“I just was scared because I just didn’t have enough information. I didn’t know that he had a place to go where they actually knew what they were doing.”
“Once I started to get that there was this center and they did know what they were doing, and Beck knew what he was doing, and it was OK to ask questions, it was OK to be scared. Beck got really good at bringing me along and giving me the information.”
The Breakfast Club by John Hughes
The Breakfast Club, written, produced, and directed by John Hughes is a 1985-American teen coming-of-age drama. It stars Ally Sheedy, Emilio Estevez, Judd Nelson, Molly Ringwald, and Anthony Michael Hall as teenagers from different high school cliques. They spend one Saturday in detention under an authoritarian assistant principal.
The film premiered on February 7, 1985, in Los Angeles. Despite having a $1 million budget, it grossed over $51.5 million. It is a critically acclaimed movie that has been labeled one of the best high school movies in history and one of John Hughes’s finest works.
Happy Birthday, Breakfast Club
The Library of Congress designated the film, The Breakfast Club, for preservation in the United States National Film Registry in 2016 as “culturally, historically, or aesthetically significant.” A year before that, in 2015, the movie was digitally remastered and re-released in 430 theaters to commemorate its 30th anniversary.
The film’s central theme is the American adolescent’s persistent quest to be understood, both by adults and by themselves. It delves into the pressures placed on teens to conform to high school social conventions, as well as the unrealistic expectations of their parents, teachers, and other authorities in society.
St. Elmo’s Fire
St. Elmo’s Fire is a 1985 American coming-of-age film co-written and directed by Joel Schumacher. It stars Ally Sheedy, Emilio Estevez, Rob Lowe, Demi Moore, Andrew McCarthy, Judd Nelson, Andie MacDowell, and Mare Winningham, who is the only one not regarded as a Brat Pack member.
It follows a group of recent Georgetown University graduates as they adjust to post-university life and the responsibilities of adulthood. Although it received mixed reviews from critics, it was a box office hit, earning $37.8 million on a budget of $10 million.

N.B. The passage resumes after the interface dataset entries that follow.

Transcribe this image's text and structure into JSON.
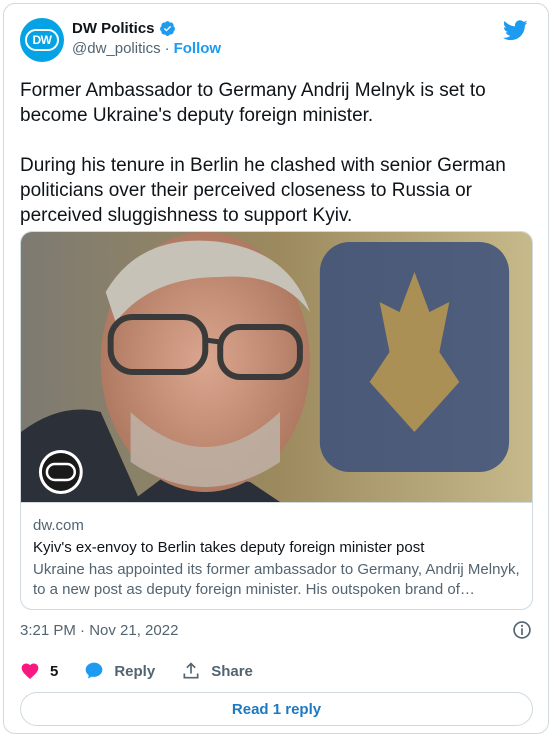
{
  "author": {
    "display_name": "DW Politics",
    "handle": "@dw_politics",
    "follow_label": "Follow",
    "avatar_text": "DW"
  },
  "tweet": {
    "paragraphs": [
      "Former Ambassador to Germany Andrij Melnyk is set to become Ukraine's deputy foreign minister.",
      "During his tenure in Berlin he clashed with senior German politicians over their perceived closeness to Russia or perceived sluggishness to support Kyiv."
    ]
  },
  "link_card": {
    "image_logo": "DW",
    "domain": "dw.com",
    "title": "Kyiv's ex-envoy to Berlin takes deputy foreign minister post",
    "description": "Ukraine has appointed its former ambassador to Germany, Andrij Melnyk, to a new post as deputy foreign minister. His outspoken brand of diplomacy..."
  },
  "timestamp": "3:21 PM · Nov 21, 2022",
  "actions": {
    "like_count": "5",
    "reply_label": "Reply",
    "share_label": "Share"
  },
  "read_reply_label": "Read 1 reply",
  "colors": {
    "twitter_blue": "#1d9bf0",
    "like_red": "#f91880",
    "dw_blue": "#05a2e5"
  },
  "icons": [
    "verified-badge-icon",
    "twitter-bird-icon",
    "info-icon",
    "heart-icon",
    "speech-bubble-icon",
    "share-upload-icon"
  ]
}
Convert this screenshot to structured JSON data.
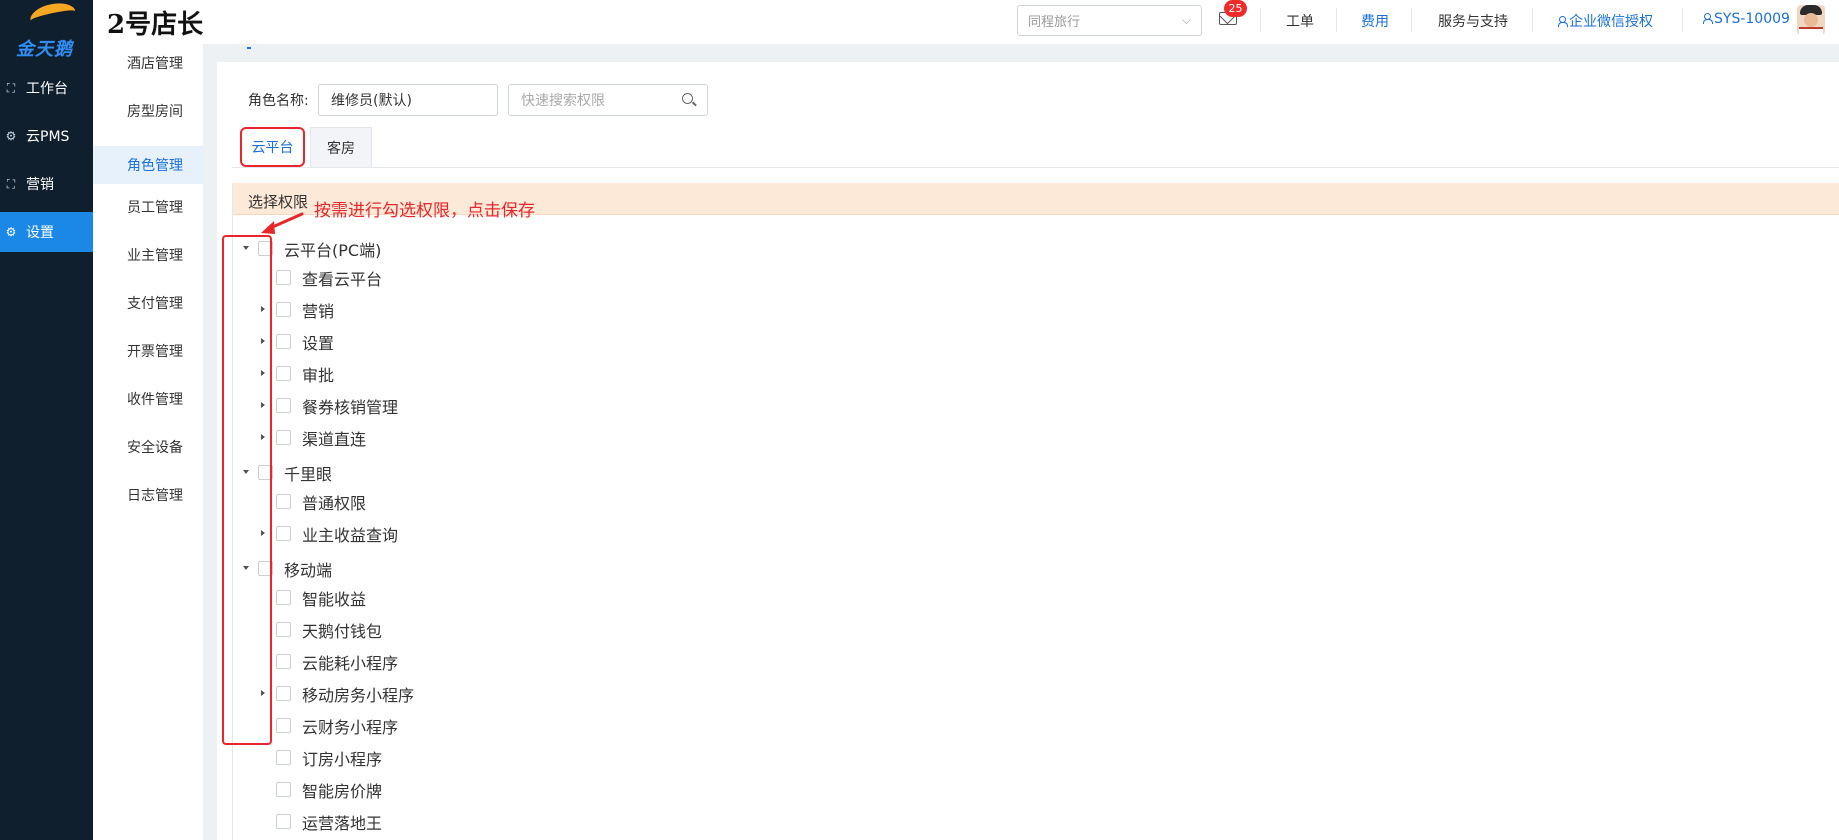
{
  "app": {
    "logo_text": "金天鹅",
    "brand_title": "2号店长"
  },
  "left_nav": {
    "items": [
      {
        "label": "工作台",
        "icon": "workbench-icon",
        "active": false
      },
      {
        "label": "云PMS",
        "icon": "gear-icon",
        "active": false
      },
      {
        "label": "营销",
        "icon": "scan-icon",
        "active": false
      },
      {
        "label": "设置",
        "icon": "gear-icon",
        "active": true
      }
    ]
  },
  "sub_nav": {
    "items": [
      {
        "label": "酒店管理",
        "active": false
      },
      {
        "label": "房型房间",
        "active": false
      },
      {
        "label": "角色管理",
        "active": true
      },
      {
        "label": "员工管理",
        "active": false
      },
      {
        "label": "业主管理",
        "active": false
      },
      {
        "label": "支付管理",
        "active": false
      },
      {
        "label": "开票管理",
        "active": false
      },
      {
        "label": "收件管理",
        "active": false
      },
      {
        "label": "安全设备",
        "active": false
      },
      {
        "label": "日志管理",
        "active": false
      }
    ]
  },
  "header": {
    "org_select_placeholder": "同程旅行",
    "mail_badge": "25",
    "links": {
      "ticket": "工单",
      "fee": "费用",
      "service": "服务与支持",
      "wechat_auth": "企业微信授权",
      "user": "SYS-10009"
    }
  },
  "role_form": {
    "label": "角色名称:",
    "role_value": "维修员(默认)",
    "search_placeholder": "快速搜索权限"
  },
  "tabs": [
    {
      "label": "云平台",
      "active": true
    },
    {
      "label": "客房",
      "active": false
    }
  ],
  "permissions": {
    "header_label": "选择权限",
    "annotation": "按需进行勾选权限，点击保存",
    "tree": [
      {
        "label": "云平台(PC端)",
        "level": 0,
        "expandable": true,
        "expanded": true
      },
      {
        "label": "查看云平台",
        "level": 1,
        "expandable": false
      },
      {
        "label": "营销",
        "level": 1,
        "expandable": true
      },
      {
        "label": "设置",
        "level": 1,
        "expandable": true
      },
      {
        "label": "审批",
        "level": 1,
        "expandable": true
      },
      {
        "label": "餐券核销管理",
        "level": 1,
        "expandable": true
      },
      {
        "label": "渠道直连",
        "level": 1,
        "expandable": true
      },
      {
        "label": "千里眼",
        "level": 0,
        "expandable": true,
        "expanded": true
      },
      {
        "label": "普通权限",
        "level": 1,
        "expandable": false
      },
      {
        "label": "业主收益查询",
        "level": 1,
        "expandable": true
      },
      {
        "label": "移动端",
        "level": 0,
        "expandable": true,
        "expanded": true
      },
      {
        "label": "智能收益",
        "level": 1,
        "expandable": false
      },
      {
        "label": "天鹅付钱包",
        "level": 1,
        "expandable": false
      },
      {
        "label": "云能耗小程序",
        "level": 1,
        "expandable": false
      },
      {
        "label": "移动房务小程序",
        "level": 1,
        "expandable": true
      },
      {
        "label": "云财务小程序",
        "level": 1,
        "expandable": false
      },
      {
        "label": "订房小程序",
        "level": 1,
        "expandable": false
      },
      {
        "label": "智能房价牌",
        "level": 1,
        "expandable": false
      },
      {
        "label": "运营落地王",
        "level": 1,
        "expandable": false
      }
    ]
  },
  "colors": {
    "nav_bg": "#0f1f2e",
    "accent_blue": "#1b88e8",
    "highlight_red": "#e8262b",
    "header_peach": "#fce9d8"
  }
}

Sheedy Doesn’t Want a Remake of The Breakfast Club
With many remakes, reboots, and sequels of the 1980s and 1990s films – Valley Girl, Bill & Ted, and Ghostbusters – Ally asserts that a new Breakfast Club will never work. “There’s no way there could be a remake because John Hughes just didn’t want that to happen so there isn’t,” she said.
“It would be a completely different film, there’s no way to remake it today. I really don’t think so.” The times have changed, as have the difficulties confronting youngsters today in comparison to the 1985 film’s students. We totally agree with you on that, Ally.
Ally Sheedy Still Acts and Keeps in Touch With Molly
True, she earns less money than she would in Hollywood, but she is content with that. Although there is no WhatsApp group chat for the cast of John Hughes’ masterpiece, Ally told Digital Spy that she is “still in regular touch with Molly.”
“What we have is a shared experience which is very specific and unique, it’s a comfortable sort of closeness there,” she said.